Action item. Would you return every line of the listing below that has "this" in it?

Input data.

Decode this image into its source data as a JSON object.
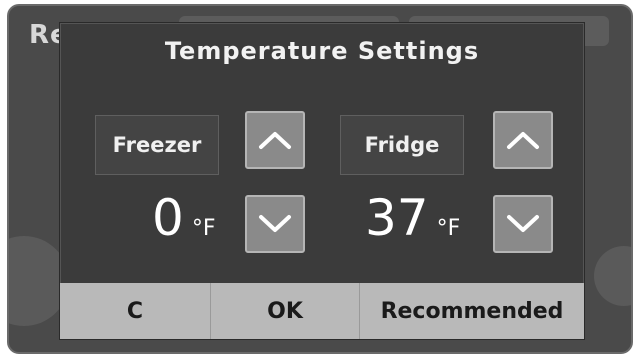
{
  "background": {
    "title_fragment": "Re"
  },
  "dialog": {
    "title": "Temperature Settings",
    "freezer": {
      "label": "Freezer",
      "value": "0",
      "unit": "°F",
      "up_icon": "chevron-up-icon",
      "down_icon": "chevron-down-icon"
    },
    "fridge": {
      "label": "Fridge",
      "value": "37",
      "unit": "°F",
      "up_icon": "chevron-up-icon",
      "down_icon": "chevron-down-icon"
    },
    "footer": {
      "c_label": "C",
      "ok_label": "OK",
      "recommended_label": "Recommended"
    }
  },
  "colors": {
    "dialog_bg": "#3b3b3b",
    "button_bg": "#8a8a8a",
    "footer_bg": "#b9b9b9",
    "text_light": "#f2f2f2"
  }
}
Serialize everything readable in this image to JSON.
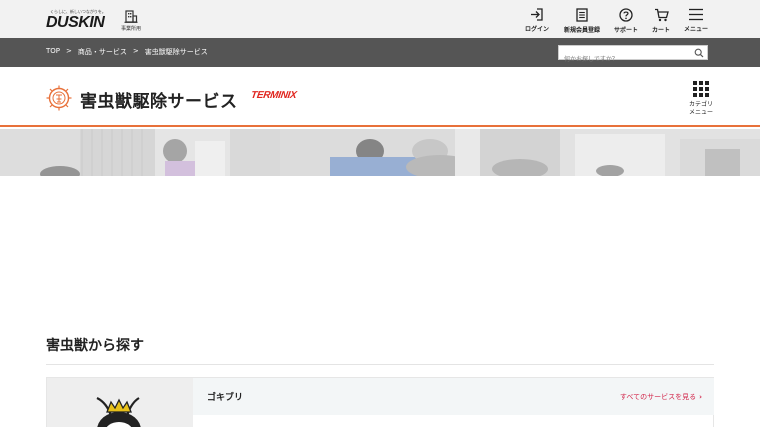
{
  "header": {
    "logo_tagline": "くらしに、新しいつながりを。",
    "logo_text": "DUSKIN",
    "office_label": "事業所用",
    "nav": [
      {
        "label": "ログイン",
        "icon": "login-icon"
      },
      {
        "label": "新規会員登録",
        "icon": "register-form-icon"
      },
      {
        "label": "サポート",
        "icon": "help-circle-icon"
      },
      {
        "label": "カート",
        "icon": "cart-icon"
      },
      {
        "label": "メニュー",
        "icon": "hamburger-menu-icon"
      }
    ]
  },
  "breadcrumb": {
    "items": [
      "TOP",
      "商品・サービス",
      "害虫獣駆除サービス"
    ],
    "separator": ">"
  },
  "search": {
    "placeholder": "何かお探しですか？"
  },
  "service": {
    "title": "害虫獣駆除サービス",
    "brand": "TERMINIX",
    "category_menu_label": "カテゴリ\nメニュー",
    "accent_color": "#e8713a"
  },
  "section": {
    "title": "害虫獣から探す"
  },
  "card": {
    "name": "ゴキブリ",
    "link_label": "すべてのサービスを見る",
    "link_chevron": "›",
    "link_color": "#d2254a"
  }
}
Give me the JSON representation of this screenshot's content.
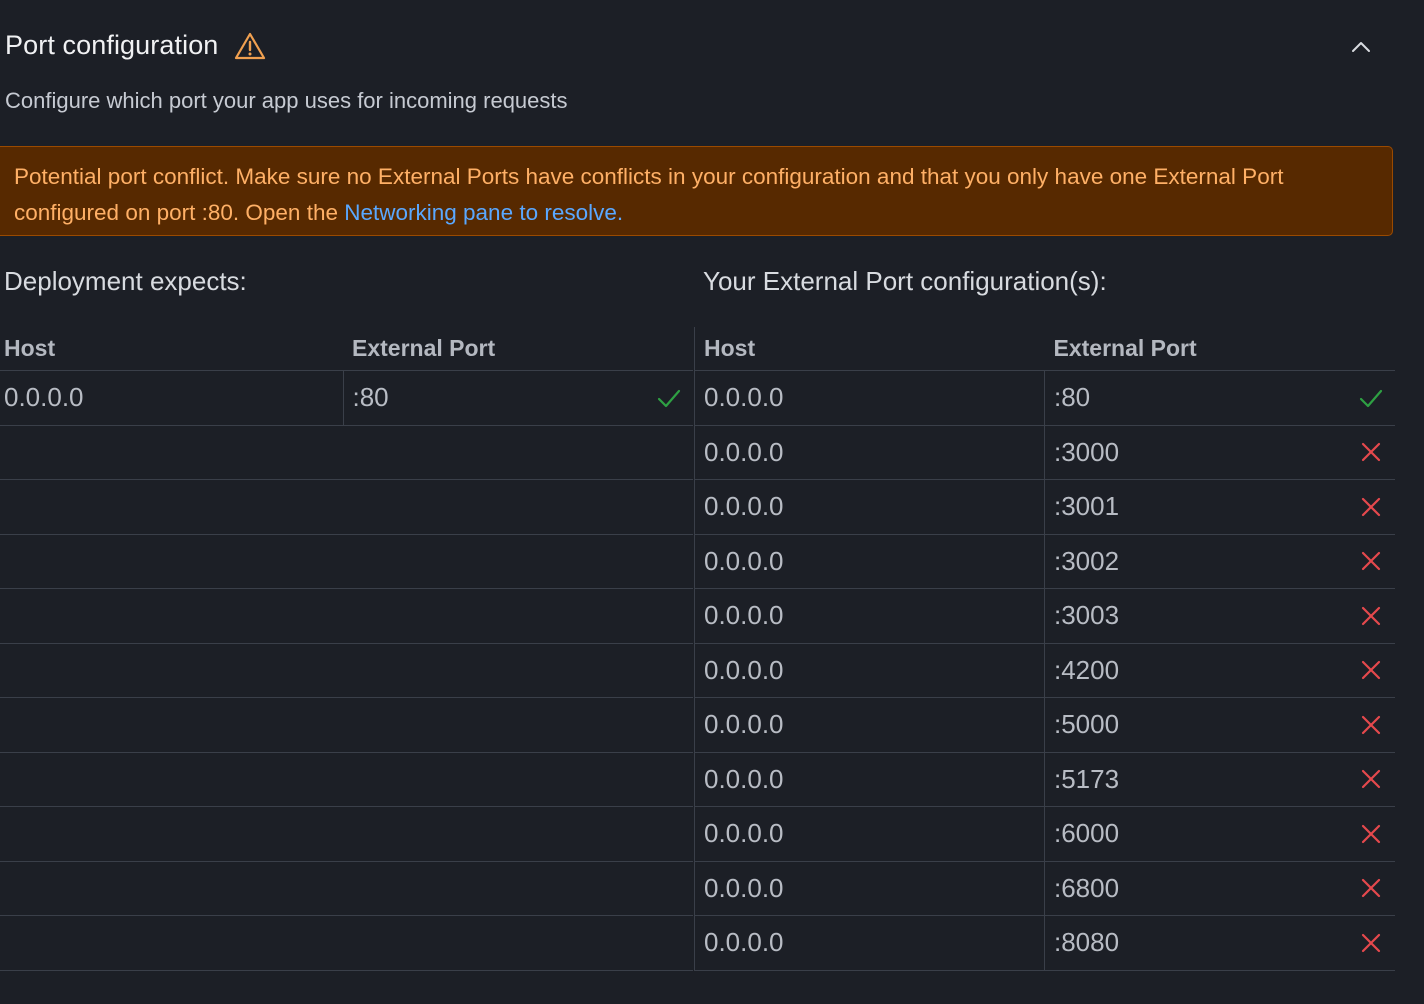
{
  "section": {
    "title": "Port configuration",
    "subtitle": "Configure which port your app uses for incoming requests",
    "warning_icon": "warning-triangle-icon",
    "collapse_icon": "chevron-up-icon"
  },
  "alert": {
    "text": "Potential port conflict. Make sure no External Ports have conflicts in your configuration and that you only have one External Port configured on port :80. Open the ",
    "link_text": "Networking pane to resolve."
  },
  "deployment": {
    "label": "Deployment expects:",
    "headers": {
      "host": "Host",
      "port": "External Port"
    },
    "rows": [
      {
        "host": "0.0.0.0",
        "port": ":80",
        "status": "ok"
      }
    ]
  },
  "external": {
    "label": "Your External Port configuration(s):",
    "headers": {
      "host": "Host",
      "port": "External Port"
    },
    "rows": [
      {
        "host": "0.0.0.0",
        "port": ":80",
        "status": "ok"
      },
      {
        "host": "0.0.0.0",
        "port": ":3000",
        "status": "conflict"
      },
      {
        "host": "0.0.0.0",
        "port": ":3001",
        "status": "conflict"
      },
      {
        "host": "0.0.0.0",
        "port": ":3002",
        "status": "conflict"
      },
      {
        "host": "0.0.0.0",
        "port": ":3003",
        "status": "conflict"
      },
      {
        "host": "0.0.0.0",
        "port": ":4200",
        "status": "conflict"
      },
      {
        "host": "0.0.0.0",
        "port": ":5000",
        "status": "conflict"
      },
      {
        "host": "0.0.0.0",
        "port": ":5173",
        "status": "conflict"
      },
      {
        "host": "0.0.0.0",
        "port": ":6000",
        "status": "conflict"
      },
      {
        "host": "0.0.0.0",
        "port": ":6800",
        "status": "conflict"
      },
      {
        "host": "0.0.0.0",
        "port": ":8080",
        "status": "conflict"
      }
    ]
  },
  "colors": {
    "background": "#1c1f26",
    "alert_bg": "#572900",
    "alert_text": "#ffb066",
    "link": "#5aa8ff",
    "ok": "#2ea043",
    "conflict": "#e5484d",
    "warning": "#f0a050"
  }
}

Response box.
Decode this image into its source data as a JSON object.
Serialize everything readable in this image to JSON.
Give me the JSON representation of this screenshot's content.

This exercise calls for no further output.